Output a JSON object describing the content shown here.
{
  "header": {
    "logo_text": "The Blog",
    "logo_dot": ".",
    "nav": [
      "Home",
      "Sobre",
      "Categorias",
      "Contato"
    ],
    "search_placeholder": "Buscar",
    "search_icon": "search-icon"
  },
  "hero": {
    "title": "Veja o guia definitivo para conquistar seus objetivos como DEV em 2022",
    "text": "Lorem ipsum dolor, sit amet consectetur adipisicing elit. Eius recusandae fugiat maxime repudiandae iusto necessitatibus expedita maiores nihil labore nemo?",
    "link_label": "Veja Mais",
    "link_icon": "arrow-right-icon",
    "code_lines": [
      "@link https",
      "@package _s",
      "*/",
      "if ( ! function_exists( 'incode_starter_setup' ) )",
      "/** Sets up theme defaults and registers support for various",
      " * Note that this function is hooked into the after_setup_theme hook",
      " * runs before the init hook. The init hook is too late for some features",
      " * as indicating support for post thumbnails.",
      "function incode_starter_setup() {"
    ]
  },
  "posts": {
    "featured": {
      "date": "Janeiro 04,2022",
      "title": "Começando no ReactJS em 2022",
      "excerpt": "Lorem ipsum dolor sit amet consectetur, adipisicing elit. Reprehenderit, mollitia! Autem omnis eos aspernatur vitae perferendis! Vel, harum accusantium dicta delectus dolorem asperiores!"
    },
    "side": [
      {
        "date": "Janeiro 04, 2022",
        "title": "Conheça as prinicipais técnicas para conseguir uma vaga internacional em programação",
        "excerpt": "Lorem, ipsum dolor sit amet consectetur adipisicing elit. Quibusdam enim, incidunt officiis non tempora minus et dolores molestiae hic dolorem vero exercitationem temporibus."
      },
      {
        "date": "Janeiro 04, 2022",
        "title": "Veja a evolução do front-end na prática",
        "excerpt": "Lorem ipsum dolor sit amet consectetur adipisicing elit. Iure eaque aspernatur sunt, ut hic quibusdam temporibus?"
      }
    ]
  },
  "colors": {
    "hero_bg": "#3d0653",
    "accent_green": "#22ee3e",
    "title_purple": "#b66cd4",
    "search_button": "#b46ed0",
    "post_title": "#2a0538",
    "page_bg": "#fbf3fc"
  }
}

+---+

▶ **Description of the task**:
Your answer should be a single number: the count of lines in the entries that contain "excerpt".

▶ **Task result**:
3